#### [Activity]
Your reply should reproduce the data below without a single alteration, apart from dropping the images.

[Stored data entries]
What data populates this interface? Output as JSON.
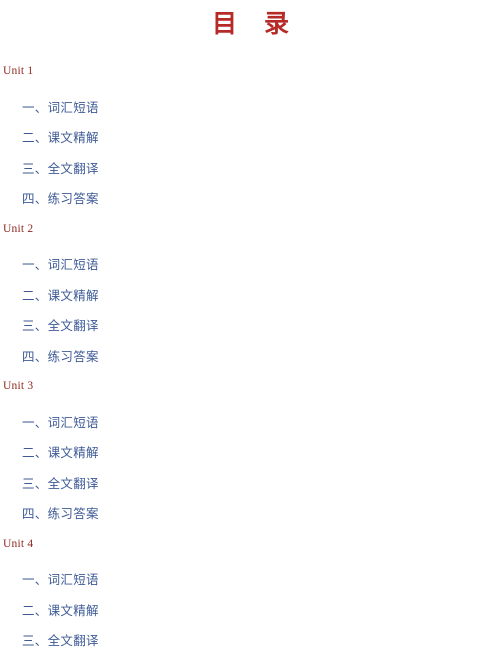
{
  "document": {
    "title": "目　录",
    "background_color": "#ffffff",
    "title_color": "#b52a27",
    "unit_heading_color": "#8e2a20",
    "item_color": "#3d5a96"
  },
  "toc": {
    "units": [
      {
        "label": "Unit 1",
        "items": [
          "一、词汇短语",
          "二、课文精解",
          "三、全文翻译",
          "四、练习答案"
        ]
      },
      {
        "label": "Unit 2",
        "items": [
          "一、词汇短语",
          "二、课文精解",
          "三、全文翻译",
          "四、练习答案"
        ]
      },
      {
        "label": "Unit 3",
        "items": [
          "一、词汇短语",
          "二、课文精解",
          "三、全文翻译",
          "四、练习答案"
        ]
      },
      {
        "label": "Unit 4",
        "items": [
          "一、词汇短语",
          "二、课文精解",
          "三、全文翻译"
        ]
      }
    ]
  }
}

#### [Reply]
What data populates this interface? Output as JSON.
{
  "document": {
    "title": "目　录",
    "background_color": "#ffffff",
    "title_color": "#b52a27",
    "unit_heading_color": "#8e2a20",
    "item_color": "#3d5a96"
  },
  "toc": {
    "units": [
      {
        "label": "Unit 1",
        "items": [
          "一、词汇短语",
          "二、课文精解",
          "三、全文翻译",
          "四、练习答案"
        ]
      },
      {
        "label": "Unit 2",
        "items": [
          "一、词汇短语",
          "二、课文精解",
          "三、全文翻译",
          "四、练习答案"
        ]
      },
      {
        "label": "Unit 3",
        "items": [
          "一、词汇短语",
          "二、课文精解",
          "三、全文翻译",
          "四、练习答案"
        ]
      },
      {
        "label": "Unit 4",
        "items": [
          "一、词汇短语",
          "二、课文精解",
          "三、全文翻译"
        ]
      }
    ]
  }
}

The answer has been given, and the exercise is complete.